Most Rubens paintings in the U.S. are not in Rubens’s hand. Most such paintings were created in Rubens’s workshop by his army of assistants, to whom Rubens would issue general instructions. When the assistants were done with their work, Rubens would add finishing touches himself.

Paintings created by Rubens’s assistants are much more variable in quality than paintings in Rubens’s hand alone.

Paintings in Rubens’s own hand are—invariably—stunning. They carry an individuality and a flourish that his workshop paintings could not possibly match. The richness and subtlety of color in Rubens's own paintings could never be duplicated by assistants. Moreover, owing to his virtuoso brush technique, Rubens was able to provide his own canvases with a level of finish that was much more sophisticated than assistants could ever learn to render.

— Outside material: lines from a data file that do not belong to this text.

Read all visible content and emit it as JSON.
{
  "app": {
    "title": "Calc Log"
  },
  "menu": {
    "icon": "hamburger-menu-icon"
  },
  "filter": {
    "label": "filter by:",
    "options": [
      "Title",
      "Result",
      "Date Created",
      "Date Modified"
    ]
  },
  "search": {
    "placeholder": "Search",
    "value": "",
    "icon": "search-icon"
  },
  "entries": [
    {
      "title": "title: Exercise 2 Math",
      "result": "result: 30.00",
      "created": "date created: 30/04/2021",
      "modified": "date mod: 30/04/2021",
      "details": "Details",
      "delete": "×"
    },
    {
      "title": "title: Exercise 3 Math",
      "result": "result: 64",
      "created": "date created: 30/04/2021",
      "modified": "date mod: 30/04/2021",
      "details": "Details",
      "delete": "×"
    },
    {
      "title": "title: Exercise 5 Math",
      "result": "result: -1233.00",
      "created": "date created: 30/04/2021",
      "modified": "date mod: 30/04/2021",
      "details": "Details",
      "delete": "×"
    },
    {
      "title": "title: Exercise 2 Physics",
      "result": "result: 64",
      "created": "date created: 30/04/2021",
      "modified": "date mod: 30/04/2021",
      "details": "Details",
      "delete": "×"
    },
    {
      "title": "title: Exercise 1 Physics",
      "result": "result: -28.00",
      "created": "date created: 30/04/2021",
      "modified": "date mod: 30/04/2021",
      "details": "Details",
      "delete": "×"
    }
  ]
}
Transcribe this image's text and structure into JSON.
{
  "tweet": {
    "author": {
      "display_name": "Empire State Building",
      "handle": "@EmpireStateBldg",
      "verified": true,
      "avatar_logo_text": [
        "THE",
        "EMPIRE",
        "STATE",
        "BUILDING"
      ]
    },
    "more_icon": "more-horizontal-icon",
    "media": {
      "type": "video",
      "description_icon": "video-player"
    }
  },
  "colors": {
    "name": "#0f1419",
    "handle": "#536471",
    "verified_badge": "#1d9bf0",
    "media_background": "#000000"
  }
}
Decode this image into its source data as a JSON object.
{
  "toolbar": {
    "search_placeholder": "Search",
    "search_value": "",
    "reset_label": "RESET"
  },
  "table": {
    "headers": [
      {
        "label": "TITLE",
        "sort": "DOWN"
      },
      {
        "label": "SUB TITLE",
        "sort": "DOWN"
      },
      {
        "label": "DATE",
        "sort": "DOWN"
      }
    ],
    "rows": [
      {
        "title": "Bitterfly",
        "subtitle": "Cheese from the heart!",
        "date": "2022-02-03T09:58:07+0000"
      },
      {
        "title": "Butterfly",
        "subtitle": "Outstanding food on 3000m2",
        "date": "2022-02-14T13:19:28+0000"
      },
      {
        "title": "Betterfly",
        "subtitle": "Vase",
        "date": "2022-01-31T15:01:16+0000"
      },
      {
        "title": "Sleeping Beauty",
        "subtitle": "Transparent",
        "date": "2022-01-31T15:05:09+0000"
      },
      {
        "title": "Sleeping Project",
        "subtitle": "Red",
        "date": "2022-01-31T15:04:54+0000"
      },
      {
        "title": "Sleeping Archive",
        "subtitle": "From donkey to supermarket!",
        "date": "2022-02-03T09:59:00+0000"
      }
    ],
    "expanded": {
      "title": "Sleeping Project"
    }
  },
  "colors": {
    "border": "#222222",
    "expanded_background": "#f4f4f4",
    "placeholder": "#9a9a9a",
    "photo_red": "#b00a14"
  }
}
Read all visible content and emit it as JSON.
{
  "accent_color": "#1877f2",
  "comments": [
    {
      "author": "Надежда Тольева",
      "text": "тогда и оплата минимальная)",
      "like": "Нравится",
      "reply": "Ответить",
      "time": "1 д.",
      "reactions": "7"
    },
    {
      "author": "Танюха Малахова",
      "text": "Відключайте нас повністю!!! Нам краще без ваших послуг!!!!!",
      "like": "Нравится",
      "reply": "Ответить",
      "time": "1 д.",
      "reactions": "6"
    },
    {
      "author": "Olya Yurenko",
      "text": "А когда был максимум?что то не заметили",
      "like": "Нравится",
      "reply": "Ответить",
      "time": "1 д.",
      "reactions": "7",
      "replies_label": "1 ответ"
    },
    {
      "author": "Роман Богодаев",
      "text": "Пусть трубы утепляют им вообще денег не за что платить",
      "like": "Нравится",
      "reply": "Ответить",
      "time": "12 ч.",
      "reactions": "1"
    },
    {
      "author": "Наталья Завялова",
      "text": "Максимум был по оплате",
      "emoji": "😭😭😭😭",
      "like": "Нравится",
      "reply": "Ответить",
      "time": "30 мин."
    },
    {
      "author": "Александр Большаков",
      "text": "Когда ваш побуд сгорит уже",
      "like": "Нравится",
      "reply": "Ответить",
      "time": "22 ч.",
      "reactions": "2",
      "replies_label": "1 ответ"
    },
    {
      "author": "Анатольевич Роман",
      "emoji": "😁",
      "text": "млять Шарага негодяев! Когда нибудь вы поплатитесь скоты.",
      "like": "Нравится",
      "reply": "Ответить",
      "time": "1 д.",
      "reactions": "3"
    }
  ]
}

Paintings in Ruben’s own hand are among the greatest paintings ever set on canvas. They are the works of a genius of the highest order.

I am privileged to have seen many of these masterpieces in different museums and galleries throughout Europe. Rubens was surely the greatest of all masters of the oil medium.

In “Rubens And Isabella Brant In The Bower Of Honeysuckle”, the devotion of the young couple is immediately apparent, capturing the viewer’s attention in an instant.

In life, the couple’s devotion was equally genuine and deep. They were to live happily and peaceably together for seventeen fulfilling years.

Isabella’s premature death in 1626 ended the marital bliss. In grief, Rubens ceased painting for almost one full year.

At the time of his marriage, Rubens was an impossibly dashing young man. His relaxed, confident pose and jaunty dress reveal him to be a man full of self-assurance and energy. However, there is not a whiff of swagger or arrogance in the young man in the portrait, despite his world-renowned talents—and Rubens certainly was entitled to display a degree of arrogance now and then, given that he was showered with enough artistic and non-artistic gifts to have been distributed among fifty men.

Isabella was a young, inexperienced woman at the time of her betrothal. She is portrayed as a sweet, gentle innocent, ready to devote her life to the handsome man that has captured her heart. In the painting, it is Isabella’s clothing that is perhaps more individual than Isabella the woman, and this is somehow fitting, given Isabella’s youth and sheltered upbringing.

The richness and finery of Isabella’s clothing are among the glories of the painting. Capturing contrasting textures of cloth was always a Rubens specialty, and this particular talent is nowhere more apparent than in this painting. Of special note, in the painting, the gold stripes on Isabella’s skirt look like gold appliqué, although Rubens used nothing but oils to capture the look and brilliance of gold.

The very center of the painting, purposefully, shows the young couple’s intertwined hands, a sign of their love and devotion.

It is an indescribably touching work of art.

It is also one of the great artistic treasures of our world.

Peter Paul Rubens (1577-1640)
Rubens And Isabella Brant In The Bower Of Honeysuckle
Alte Pinakothek, Munich

Oil On Canvas
70 Inches By 54 Inches

No comments:

Post a Comment